Here's what they, and other experts, recommend for maximizing your vacation days and dollars.
The Early, Intentional Traveler Gets the Deal
The Valledolmos, authors of "Something Bad Happen, Please!" – a self-help travel book–say they can't stress this enough: Book early. But they learned an equally important lesson after the fall cruise mishap: Do your homework.
That means being intentional in your travel planning, from checking the school calendar near your departure city to researching the destination's high-volume travel times.
Want to see Europe? The four-week holiday season in some countries there could limit availability to and around your desired destination, according to Laila Jensen, owner of Jensen Elite Travel in Brooklyn, N.Y.
"But in Scandinavian countries like Norway, traveling during their high season of June to August gives you the benefit of the Midnight Sun, which means longer days to enjoy the beautiful country," she says.
Working Around the Weather
Weather is impossible to pin down, but knowing as much as you can about a destination's typical patterns is wise.
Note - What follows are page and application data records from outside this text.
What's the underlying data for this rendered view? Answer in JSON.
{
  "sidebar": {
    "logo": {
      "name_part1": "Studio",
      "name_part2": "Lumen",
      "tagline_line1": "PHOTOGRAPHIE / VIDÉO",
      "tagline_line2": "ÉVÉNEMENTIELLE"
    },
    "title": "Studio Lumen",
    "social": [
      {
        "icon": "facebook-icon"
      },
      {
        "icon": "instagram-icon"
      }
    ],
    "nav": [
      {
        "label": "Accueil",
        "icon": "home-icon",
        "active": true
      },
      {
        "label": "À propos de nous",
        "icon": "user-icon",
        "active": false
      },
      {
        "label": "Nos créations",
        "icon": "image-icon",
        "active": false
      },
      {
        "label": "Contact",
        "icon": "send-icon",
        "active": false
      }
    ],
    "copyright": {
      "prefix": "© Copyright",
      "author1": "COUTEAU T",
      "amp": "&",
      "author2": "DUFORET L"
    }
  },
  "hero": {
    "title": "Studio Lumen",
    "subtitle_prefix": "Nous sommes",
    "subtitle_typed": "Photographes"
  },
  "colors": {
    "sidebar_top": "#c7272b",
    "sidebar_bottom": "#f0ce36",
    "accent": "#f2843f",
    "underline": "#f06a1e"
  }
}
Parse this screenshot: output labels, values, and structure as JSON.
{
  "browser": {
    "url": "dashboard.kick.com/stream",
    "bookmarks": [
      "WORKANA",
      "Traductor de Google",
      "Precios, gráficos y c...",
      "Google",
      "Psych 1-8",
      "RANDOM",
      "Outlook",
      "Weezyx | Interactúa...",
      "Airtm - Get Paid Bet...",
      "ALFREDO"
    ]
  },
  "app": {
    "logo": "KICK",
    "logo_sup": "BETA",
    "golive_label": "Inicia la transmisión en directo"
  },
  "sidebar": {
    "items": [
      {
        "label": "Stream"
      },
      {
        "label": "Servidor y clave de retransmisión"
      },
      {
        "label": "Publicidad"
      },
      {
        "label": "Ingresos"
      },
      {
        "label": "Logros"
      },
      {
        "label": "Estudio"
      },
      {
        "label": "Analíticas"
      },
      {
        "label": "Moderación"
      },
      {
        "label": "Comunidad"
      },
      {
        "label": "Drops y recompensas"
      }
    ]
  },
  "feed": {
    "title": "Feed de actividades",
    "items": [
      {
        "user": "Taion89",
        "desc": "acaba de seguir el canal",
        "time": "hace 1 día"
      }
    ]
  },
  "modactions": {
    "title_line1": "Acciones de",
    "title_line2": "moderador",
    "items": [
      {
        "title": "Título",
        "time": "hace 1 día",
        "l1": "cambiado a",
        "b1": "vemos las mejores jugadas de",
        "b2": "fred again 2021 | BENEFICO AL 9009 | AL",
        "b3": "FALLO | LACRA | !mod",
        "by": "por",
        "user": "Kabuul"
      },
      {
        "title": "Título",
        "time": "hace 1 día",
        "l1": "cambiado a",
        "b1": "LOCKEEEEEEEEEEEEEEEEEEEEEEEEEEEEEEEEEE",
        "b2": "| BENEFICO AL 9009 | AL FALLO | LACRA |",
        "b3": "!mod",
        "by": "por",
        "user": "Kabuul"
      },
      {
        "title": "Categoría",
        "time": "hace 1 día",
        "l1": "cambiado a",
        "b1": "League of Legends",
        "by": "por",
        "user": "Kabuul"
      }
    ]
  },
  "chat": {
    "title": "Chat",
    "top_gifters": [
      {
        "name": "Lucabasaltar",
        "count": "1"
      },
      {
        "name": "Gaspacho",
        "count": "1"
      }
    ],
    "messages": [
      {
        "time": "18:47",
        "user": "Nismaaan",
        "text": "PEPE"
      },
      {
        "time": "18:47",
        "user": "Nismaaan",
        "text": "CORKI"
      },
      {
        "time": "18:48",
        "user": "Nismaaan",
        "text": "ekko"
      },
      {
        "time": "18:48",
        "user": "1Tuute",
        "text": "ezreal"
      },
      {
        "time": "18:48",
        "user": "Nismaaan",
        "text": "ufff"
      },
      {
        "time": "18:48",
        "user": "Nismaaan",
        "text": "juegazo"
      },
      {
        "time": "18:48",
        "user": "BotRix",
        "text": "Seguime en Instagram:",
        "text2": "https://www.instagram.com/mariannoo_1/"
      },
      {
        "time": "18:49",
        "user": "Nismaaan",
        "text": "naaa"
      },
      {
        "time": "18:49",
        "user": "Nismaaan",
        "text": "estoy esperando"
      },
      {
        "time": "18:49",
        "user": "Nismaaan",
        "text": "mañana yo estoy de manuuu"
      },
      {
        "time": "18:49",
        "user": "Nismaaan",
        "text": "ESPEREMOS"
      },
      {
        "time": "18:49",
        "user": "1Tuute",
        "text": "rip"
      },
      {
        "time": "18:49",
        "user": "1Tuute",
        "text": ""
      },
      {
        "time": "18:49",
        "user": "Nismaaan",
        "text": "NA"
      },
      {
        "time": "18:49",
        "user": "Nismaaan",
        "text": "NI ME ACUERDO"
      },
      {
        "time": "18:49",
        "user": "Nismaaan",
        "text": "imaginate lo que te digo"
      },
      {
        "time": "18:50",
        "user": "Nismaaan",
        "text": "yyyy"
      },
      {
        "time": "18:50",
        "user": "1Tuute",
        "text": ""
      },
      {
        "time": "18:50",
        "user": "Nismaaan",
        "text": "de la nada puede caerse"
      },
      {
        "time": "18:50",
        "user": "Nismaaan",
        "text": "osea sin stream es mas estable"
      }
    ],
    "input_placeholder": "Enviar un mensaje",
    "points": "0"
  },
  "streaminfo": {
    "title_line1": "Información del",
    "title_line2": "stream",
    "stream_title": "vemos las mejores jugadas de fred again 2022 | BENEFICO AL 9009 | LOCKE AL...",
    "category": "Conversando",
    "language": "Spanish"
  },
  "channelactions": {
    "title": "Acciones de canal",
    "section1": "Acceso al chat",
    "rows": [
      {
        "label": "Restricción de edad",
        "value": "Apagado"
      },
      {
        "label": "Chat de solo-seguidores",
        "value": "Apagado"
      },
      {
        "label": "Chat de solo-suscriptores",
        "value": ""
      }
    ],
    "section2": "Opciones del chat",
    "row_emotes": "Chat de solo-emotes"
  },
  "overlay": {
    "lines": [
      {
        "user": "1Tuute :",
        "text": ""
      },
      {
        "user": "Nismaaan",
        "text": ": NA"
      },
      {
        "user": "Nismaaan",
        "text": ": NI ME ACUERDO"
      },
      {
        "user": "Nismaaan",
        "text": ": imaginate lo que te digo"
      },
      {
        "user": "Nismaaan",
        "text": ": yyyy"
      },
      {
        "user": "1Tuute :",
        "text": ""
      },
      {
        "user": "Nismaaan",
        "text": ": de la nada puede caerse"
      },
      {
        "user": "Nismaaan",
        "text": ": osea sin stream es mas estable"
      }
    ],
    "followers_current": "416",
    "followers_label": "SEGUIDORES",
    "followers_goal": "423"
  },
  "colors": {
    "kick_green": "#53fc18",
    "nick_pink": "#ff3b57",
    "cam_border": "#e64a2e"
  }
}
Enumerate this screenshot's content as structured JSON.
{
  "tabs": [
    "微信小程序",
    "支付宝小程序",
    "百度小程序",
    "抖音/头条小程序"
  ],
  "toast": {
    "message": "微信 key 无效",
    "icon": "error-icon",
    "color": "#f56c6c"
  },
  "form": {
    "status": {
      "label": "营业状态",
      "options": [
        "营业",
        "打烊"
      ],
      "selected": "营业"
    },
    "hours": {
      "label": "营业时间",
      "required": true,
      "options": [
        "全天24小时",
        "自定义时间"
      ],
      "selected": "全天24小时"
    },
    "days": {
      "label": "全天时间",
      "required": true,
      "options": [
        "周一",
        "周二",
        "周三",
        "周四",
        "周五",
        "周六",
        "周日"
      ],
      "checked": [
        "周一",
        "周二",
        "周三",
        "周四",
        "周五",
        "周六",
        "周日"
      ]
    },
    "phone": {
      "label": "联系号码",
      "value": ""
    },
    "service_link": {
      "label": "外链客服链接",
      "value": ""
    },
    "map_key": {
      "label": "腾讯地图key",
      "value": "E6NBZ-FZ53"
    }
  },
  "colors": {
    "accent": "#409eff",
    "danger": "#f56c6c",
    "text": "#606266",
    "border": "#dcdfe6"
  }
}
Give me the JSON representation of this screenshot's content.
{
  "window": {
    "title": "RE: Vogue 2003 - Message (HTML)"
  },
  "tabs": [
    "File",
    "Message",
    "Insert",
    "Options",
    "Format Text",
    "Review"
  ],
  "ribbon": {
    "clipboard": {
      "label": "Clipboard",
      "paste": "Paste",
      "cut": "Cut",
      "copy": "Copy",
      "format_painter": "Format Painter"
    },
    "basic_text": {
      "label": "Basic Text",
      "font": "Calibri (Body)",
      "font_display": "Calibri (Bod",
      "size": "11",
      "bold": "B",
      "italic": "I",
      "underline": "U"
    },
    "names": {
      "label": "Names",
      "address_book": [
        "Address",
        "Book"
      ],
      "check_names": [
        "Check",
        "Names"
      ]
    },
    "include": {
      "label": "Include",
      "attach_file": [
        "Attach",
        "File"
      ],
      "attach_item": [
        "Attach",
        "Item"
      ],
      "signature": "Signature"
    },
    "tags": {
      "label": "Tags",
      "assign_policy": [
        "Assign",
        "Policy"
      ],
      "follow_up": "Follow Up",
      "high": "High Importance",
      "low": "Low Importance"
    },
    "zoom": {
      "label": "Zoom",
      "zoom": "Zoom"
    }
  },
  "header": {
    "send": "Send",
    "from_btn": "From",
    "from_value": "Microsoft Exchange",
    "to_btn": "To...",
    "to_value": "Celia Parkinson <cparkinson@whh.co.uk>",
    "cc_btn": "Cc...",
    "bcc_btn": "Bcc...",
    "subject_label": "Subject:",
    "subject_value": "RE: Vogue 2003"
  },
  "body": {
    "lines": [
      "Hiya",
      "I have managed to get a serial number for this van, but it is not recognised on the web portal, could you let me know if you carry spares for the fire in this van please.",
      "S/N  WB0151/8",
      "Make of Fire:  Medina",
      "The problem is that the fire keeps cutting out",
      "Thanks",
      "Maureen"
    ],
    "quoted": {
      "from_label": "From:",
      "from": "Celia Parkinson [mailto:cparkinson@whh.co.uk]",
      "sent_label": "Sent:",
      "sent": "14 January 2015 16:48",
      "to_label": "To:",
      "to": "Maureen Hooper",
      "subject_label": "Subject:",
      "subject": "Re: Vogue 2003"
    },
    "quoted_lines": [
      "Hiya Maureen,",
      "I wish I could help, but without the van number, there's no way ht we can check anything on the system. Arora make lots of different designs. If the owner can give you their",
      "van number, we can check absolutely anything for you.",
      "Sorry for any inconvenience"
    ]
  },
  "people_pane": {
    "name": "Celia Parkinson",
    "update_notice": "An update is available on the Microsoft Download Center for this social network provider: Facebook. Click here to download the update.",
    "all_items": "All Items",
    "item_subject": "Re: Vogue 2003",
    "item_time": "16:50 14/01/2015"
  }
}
Theme parks in September may be ideal for shorter lines, better rates, and beating the summer heat, says Jensen, but you'll have to pack ponchos for daily rain showers in some areas. Similarly, she doesn't recommend a Caribbean destination wedding or honeymoon in September or October, the peak months of hurricane season. Rates may be better, but you risk having to cancel entirely, leave early, or take shelter in country. And of course if you want to see fall foliage in an autumn haven like The Berkshires, timing is everything. So researching the seasons and booking well in advance is crucial.
You Can (Often) Cancel
Life, like the weather, is unpredictable. But that's no excuse for missing the great deals you get by booking early. The Valledolmos have already booked a cruise for next New Year's Eve, and by doing so, they got their first-choice cabin. Jensen says that, as a travel agent, she can negotiate for the best rates when clients plan ahead.
Depending on how you book the trip, you can usually get your money back if you can't make it. "Many of the cruises we book through our favorite travel site can be cancelled 30-60 days before the trip and we still get all of our money, deposits included, refunded," says Hedy.
If you're concerned about things changing, consider travel insurance or work directly with online or brick-and-mortar agencies that have a flexible cancellation policy.
Score Savings By Being Social
Not the plan-ahead, book-early type? That's fine, especially if you're the tech-savvy social type. Seasoned travel writer Aly Walansky uses mobile apps – she recommends Hotel Tonight – to find money-saving travel deals when time is of the essence.
She also suggests following travel writers, experts, and airlines and other travel companies on Twitter. "You can find out about last-minute hotel, cruise, and airfare deals just by being social," she says.
Fly on Lighter Days for Less
It also pays to be smart with scheduling, says Jensen. "Tuesday and Wednesday are the least expensive days to travel, because most business travelers come in on a Monday and leave on a Friday," she says. And for additional savings, grab a coffee, because early morning flights often offer the lowest rates, she says.
Travel flexibility helps, adds Walansky. "Time of day, day of week, and the airports you're flying into or out of can all spell major deals if you're flexible with your time."
Dodge delays, avoid crowds, and seize the deals: Smart travel that's better for your bank statement and blood pressure is all in the timing.
Photo: Thinkstock/SwissMediaVision | Michelle Seitzer is a freelance writer whose work has appeared on USNews.com, ReadersDigest.com, HuffingtonPost.com, and AARP.org. She also writes about her international adoption experiences on ParentSociety.com.